When he was 40 years old, actor Bill Bowers left his gig at “The Lion King” on Broadway — one of the highest-earning musicals in history — to become a mime. We talked to Bowers about why he took up the silent art, his technique, and the importance of passing on the art form of mime “body to body.”
Following is a transcript of the video.
Usually the first thing, when people find out I’m a mime, the first question they ask is “why?”
My name’s Bill Bowers and I am a mime.
You have energy and this imaginary world has energy and where the two things come together is an illusion. That’s where the imagination of the audience joins you. Your imagination meets theirs and together you create an object.
So put your hands on the wall, it’s a pushup. So you’re going to let your body come in, and then use the wall to push back. Push in.
When an audience is allowed to really sit and receive information in another way, maybe in a nonverbal way, where you’re taking information in through your collaboration imaginatively. You know, in pantomime the audience is really participating in helping see what you’re trying to create in illusion.

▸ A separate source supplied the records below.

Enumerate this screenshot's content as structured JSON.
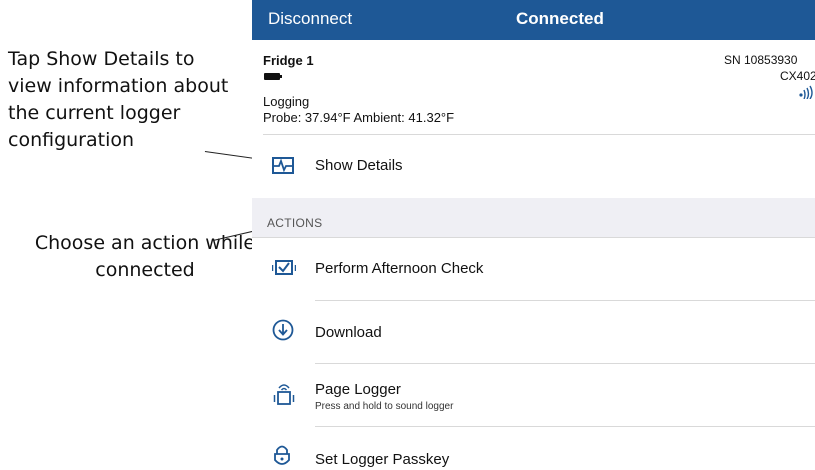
{
  "annotations": {
    "details_callout": "Tap Show Details to view information about the current logger configuration",
    "actions_callout": "Choose an action while connected"
  },
  "navbar": {
    "left_button": "Disconnect",
    "title": "Connected",
    "background": "#1e5896"
  },
  "device": {
    "name": "Fridge 1",
    "status": "Logging",
    "reading": "Probe: 37.94°F Ambient: 41.32°F",
    "serial": "SN 10853930",
    "model": "CX402",
    "battery_icon": "battery-icon",
    "signal_icon": "signal-icon"
  },
  "details": {
    "label": "Show Details",
    "icon": "waveform-icon"
  },
  "actions": {
    "header": "ACTIONS",
    "items": [
      {
        "label": "Perform Afternoon Check",
        "icon": "checkbox-icon"
      },
      {
        "label": "Download",
        "icon": "download-icon"
      },
      {
        "label": "Page Logger",
        "subtitle": "Press and hold to sound logger",
        "icon": "page-logger-icon"
      },
      {
        "label": "Set Logger Passkey",
        "icon": "lock-icon"
      }
    ]
  },
  "colors": {
    "accent": "#1e5896",
    "section_bg": "#efeff4"
  }
}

Look at that, yeah! Do that a couple times, just send it back and forth. And what you’re doing is great because you’re watching what you’re doing and that’s really helpful for an audience because there’s nothing there.
What I find is people are incredibly moved. That’s the overall comment I get is that people will say A, I didn’t think I liked mime, and B, I had no idea I would be so emotional by this.

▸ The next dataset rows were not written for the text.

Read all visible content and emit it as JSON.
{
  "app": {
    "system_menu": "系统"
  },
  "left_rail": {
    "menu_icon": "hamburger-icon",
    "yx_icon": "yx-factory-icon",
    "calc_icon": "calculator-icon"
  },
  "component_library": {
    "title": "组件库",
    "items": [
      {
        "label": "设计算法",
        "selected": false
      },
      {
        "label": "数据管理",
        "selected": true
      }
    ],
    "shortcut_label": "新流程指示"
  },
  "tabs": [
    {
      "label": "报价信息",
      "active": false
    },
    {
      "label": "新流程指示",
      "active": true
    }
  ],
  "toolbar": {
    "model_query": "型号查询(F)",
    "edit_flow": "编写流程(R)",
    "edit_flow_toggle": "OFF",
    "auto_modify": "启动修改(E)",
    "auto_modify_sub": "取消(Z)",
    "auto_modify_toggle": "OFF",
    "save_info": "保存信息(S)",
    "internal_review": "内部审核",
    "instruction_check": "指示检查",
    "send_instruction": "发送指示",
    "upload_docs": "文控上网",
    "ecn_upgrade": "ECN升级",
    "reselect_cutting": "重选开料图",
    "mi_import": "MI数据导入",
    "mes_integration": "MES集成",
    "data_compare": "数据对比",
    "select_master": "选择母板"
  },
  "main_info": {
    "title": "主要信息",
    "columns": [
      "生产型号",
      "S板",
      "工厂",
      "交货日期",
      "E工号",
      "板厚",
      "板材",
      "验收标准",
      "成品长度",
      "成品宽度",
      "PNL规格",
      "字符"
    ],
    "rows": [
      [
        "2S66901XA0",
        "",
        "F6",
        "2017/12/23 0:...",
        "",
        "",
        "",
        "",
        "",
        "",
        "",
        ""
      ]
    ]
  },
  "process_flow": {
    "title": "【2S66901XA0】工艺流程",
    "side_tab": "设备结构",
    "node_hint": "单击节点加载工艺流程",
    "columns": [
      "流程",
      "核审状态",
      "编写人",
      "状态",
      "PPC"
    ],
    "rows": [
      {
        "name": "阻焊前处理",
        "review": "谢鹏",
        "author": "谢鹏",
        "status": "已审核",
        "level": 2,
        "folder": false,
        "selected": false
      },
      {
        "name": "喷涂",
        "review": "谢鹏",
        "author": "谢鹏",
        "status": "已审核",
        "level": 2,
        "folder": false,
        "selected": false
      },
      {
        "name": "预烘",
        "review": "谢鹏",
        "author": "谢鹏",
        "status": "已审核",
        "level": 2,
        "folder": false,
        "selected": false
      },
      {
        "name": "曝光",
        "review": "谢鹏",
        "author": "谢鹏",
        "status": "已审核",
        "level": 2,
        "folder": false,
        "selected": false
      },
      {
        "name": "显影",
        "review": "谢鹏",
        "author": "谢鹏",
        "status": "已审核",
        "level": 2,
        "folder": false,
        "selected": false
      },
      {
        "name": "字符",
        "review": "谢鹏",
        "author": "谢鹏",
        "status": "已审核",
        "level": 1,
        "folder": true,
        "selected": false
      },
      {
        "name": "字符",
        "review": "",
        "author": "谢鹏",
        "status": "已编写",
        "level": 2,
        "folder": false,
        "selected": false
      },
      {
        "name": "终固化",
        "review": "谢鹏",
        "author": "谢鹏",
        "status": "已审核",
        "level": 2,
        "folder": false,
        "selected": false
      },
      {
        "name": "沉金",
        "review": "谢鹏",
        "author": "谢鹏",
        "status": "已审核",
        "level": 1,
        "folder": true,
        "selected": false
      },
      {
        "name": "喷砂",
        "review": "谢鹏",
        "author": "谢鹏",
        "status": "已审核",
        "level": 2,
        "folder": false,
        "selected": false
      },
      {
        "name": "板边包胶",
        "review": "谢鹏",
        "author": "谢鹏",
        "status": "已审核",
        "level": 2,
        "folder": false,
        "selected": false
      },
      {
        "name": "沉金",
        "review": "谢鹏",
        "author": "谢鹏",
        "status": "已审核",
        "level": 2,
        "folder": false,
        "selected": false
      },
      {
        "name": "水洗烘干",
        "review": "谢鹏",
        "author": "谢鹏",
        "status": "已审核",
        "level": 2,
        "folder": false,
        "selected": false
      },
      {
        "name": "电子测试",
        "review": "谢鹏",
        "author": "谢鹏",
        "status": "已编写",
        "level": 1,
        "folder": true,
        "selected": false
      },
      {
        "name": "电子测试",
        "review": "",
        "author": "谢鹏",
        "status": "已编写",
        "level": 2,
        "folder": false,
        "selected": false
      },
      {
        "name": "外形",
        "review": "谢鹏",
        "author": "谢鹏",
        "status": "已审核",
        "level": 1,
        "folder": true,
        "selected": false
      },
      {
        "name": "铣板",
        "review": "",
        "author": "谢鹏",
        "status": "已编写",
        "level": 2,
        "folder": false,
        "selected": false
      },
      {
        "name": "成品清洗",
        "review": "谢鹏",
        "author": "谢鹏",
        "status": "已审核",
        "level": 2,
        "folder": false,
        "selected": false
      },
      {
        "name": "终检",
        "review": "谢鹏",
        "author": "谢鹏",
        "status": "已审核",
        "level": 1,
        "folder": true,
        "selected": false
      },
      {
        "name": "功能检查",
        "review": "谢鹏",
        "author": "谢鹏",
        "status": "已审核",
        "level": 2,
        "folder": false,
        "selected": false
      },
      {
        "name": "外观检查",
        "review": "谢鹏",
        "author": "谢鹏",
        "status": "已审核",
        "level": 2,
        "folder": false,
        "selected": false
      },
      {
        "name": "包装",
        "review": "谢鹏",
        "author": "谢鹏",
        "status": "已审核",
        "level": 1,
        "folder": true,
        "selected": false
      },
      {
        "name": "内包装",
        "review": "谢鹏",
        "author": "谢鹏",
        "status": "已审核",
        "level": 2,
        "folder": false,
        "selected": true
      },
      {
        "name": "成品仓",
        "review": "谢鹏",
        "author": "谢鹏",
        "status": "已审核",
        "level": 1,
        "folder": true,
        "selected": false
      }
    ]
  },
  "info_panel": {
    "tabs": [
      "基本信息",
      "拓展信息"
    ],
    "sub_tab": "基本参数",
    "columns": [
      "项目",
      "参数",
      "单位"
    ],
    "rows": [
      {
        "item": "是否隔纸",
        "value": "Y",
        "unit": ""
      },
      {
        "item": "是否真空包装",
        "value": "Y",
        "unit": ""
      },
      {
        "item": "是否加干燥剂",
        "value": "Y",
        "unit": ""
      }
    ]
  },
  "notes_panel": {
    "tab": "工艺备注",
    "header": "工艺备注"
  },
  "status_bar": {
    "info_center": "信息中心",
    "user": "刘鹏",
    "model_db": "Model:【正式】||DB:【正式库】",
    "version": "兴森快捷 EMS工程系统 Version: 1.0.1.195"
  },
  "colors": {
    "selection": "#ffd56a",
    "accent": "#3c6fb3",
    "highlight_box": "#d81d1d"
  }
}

So I think silence has incredible power that way. If you think of silent spaces, churches, temples, libraries, you know, it’s places where people are contemplating and sitting with themselves, which there’s less and less opportunity to do that in our culture and it’s a vulnerable place to put yourself.
I was on Broadway doing The Lion King when it first began. I was playing Zazu, the bird. It was a big hit and we were doing a lot of — I mean, eight shows a week and lots of other special events, and I ended up injuring my hand. I was in the hospital for a period of time, my hands were in these big foam rubber boxes, and I was watching the news and there was a story about Marcel Marceau going on his 80th birthday world tour.
Marcel Marceau was in so many ways synonymous with mime. He was invited on a number of live broadcasts and that brought mime, this art form, into people’s living rooms, and he would continue to appear on TV and in film, and so he just had a huge influence on bringing what mime was out to the masses.
And I had one of those lightbulb moments. I just thought if I’m ever going to study with him, I need to do that. And so, I would leave The Lion King, I went off with Marcel Marceau for the next, or parts of the next three years, and the year after that he died, so I was very glad I took the leap.
It’s such a unique art and particularly in the US, there’s so few people doing it. One of the things Marceau really stressed was that if you don’t pass it on body to body, it’ll disappear, it’ll just go away. So I took that kind of as my mission and I’ve been on the road ever since.
In New York City there’s a handful of us that are working as mimes and I think part of the … what’s changed is that since Marcel Marceau died which was 10 years ago this month, he was kind of the hub of the wheel and there’s no “there” there anymore. And so, I think modern mime has to kind of reformulate and find what it’s going to be next. I’m confident it will continue on, I think it might change shape. You know, we see a lot of mime technique in freestyle dance and hip hop dance, which I think is fantastic, I just think it’s moving forward in some new ways.